The favourite to win Sunday's election, the Democratic Party (SDS) came under fire along with the non-parliamentary People's Party (SLS) for their anti-migrant campaign rhetoric.
SDS leader Janez Janša was challenged over racist and homophobic tweets by his party candidate Lucija Šikovec Ušaj, one of which read that neo-Nazis had recently been showing more sense and taste than anyone else.
While "distancing" himself from "any inappropriate statement", Janša failed to distance himself from concrete quotes.
Marjan Šarec of his namesake list, the leader of conservative New Slovenia (NSi) and former PM Alenka Bratušek, who spoke for her party, shared the view that parties and party leaders should take a clear position in such cases, and should tell their members that such comments were unacceptable.
SLS leader Marko Zidanšek disagreed with the interpretation that the party's campaign posters were poisoning the political atmosphere with hate speech, arguing instead that they tried to turn attention to the fact that the outgoing government devoted more attention to one refugee that the poor in Slovenia.
Outgoing Prime Minister Miro Cerar held up his Modern Centre Party (SMC) as an example of tolerance in politics. He expressed concern about politics advocated by Janša, which he said led to ideological discord and that disrespect for the values of the law.
Social Democrat (SD) leader Dejan Židan lamented what he described as a deteriorating state of political culture in Slovenia, while Karl Erjavec, the leader of the Pensioners' Party (DeSUS), voiced concern about hate speech directed against minorities.
Luka Mesec, the leader of the Left, criticised the outgoing coalition for what he sees as an inappropriate response to attacks on marginalised groups. Some members of the Left as well as the non-parliamentary Pirate Party also took part in the anti-hate rally yesterday.
Alojz Kovšca, speaking for his pro-business party GAS, and media owner Bojan Požar for the party carrying his name, maintained that the rally was politically-motivated and Bojan Dobovšek from the Good State said that any rally at a time of political campaign was political and that the media should be unbiased.
Požar argued for a maximum freedom of speech, which he said was much more important than attempts to curb it. Cerar retorted that Požar often lied in his tabloid news site and was a liability to Slovenian journalism.
The debate also focused on campaign financing following allegations that the SDS was being covertly financed from Hungary.
However, Janša, helped by Požar, struck back by levelling accusations at other contenders, alleging that the Šarec party was financed by state-owned companies and that Cerar's hairdresser got a EUR 1.5m loan from a state bank after it had been bailed out.

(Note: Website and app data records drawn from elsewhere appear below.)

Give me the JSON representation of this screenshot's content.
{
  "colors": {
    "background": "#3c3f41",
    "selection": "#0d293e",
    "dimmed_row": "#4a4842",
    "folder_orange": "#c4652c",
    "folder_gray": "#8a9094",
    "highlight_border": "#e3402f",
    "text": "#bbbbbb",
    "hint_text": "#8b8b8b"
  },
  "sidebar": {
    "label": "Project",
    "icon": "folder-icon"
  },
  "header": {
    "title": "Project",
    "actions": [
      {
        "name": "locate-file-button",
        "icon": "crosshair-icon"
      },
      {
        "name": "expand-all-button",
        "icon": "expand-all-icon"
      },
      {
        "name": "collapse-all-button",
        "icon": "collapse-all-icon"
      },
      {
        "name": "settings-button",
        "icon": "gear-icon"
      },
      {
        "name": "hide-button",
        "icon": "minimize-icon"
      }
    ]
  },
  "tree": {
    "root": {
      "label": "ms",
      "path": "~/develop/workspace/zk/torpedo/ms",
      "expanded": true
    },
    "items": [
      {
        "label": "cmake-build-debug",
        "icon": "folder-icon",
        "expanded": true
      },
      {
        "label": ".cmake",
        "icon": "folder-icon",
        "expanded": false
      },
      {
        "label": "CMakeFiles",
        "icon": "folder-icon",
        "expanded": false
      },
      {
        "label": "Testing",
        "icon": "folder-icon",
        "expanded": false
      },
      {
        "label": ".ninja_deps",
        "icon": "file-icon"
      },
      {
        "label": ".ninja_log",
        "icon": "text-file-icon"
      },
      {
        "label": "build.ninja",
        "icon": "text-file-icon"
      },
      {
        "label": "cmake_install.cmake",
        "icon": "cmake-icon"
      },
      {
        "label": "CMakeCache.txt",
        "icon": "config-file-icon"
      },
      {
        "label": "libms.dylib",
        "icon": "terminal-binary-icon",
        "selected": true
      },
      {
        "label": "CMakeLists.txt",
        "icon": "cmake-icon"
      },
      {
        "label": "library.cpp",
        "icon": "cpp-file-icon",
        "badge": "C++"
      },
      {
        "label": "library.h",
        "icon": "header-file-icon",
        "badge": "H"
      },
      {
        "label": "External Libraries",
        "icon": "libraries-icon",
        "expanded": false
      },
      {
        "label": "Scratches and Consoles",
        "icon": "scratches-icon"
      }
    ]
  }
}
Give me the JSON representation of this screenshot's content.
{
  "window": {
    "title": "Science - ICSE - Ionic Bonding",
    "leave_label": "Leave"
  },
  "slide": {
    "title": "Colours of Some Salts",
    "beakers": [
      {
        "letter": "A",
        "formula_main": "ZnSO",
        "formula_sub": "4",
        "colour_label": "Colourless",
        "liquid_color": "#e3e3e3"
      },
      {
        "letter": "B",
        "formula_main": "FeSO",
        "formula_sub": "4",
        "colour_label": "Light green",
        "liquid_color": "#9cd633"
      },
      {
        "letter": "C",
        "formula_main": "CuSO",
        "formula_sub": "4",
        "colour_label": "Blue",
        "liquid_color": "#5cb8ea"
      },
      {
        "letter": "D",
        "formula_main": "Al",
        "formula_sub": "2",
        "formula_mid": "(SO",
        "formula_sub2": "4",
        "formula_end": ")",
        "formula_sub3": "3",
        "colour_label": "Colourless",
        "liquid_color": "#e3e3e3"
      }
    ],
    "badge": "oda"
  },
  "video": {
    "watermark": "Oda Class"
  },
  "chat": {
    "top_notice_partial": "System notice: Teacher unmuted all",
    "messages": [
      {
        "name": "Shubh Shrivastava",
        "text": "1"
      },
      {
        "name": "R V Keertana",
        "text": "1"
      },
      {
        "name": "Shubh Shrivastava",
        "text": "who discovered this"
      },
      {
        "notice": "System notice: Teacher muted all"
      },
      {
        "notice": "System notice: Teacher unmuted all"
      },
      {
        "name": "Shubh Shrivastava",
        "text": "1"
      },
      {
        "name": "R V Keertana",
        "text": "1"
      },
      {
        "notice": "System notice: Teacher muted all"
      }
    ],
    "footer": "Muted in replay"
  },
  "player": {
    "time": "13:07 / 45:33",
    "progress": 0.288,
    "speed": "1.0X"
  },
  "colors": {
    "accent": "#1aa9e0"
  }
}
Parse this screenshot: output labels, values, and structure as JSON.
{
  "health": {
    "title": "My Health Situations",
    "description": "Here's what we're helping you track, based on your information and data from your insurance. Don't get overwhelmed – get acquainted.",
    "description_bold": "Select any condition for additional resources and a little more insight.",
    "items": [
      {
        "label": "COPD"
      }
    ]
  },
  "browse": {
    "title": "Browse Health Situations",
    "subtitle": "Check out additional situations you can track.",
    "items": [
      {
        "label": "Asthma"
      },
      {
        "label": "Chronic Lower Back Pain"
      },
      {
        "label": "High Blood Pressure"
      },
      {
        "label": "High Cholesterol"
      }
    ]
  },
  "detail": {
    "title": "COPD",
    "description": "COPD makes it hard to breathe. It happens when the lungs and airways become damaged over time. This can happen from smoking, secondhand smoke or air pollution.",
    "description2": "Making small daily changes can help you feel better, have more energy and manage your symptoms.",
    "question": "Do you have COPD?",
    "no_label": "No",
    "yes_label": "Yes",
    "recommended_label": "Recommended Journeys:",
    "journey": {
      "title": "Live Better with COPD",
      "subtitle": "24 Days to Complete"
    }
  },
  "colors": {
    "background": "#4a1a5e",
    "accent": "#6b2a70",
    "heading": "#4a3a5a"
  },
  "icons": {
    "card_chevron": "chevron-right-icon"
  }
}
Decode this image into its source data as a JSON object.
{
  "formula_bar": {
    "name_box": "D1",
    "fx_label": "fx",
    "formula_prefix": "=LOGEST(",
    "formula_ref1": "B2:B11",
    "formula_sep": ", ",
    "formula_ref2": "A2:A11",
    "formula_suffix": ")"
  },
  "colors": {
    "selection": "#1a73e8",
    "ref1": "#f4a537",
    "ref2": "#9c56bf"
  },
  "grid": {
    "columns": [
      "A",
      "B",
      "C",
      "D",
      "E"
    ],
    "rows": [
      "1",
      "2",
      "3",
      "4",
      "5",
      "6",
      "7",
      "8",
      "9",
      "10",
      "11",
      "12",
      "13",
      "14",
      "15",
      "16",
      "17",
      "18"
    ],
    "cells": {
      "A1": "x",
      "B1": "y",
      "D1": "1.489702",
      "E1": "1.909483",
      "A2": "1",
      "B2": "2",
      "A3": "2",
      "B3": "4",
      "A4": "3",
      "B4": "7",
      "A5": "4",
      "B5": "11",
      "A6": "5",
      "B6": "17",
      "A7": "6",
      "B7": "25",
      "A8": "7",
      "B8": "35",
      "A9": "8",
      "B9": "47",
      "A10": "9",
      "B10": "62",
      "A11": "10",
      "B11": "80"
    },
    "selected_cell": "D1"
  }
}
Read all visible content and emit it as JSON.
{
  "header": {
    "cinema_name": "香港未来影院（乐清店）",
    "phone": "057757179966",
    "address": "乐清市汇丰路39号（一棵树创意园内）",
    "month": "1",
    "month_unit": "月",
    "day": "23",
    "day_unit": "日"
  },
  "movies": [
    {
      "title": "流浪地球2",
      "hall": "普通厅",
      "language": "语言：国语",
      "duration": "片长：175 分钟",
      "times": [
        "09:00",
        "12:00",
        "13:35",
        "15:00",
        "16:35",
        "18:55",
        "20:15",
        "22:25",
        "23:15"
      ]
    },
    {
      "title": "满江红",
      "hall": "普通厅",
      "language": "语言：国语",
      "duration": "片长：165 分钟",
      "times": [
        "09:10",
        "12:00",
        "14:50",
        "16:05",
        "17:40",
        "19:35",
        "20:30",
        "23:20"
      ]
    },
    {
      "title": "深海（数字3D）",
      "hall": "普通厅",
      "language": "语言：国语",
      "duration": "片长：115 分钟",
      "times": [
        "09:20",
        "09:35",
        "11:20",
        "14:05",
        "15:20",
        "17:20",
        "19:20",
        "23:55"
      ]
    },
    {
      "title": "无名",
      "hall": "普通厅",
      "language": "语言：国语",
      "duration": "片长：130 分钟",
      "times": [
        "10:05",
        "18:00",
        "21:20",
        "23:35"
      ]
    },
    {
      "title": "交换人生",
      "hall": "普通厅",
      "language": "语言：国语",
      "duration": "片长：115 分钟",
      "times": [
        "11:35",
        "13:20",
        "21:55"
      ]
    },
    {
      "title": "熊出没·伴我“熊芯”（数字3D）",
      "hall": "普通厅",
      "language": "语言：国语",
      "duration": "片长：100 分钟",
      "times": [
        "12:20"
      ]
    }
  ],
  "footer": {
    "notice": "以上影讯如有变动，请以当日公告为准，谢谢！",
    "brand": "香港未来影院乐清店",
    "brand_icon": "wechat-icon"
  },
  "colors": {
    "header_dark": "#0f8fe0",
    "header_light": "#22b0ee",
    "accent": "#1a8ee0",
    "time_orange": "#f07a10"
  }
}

Both denied the accusations.
The leaders of the smaller parties complained about systemic discrimination against them in the media campaign, while Janša put Šarec in a somewhat embarrassing situation after he confirmed that they had met for talks despite Šarec denying that earlier in the debate.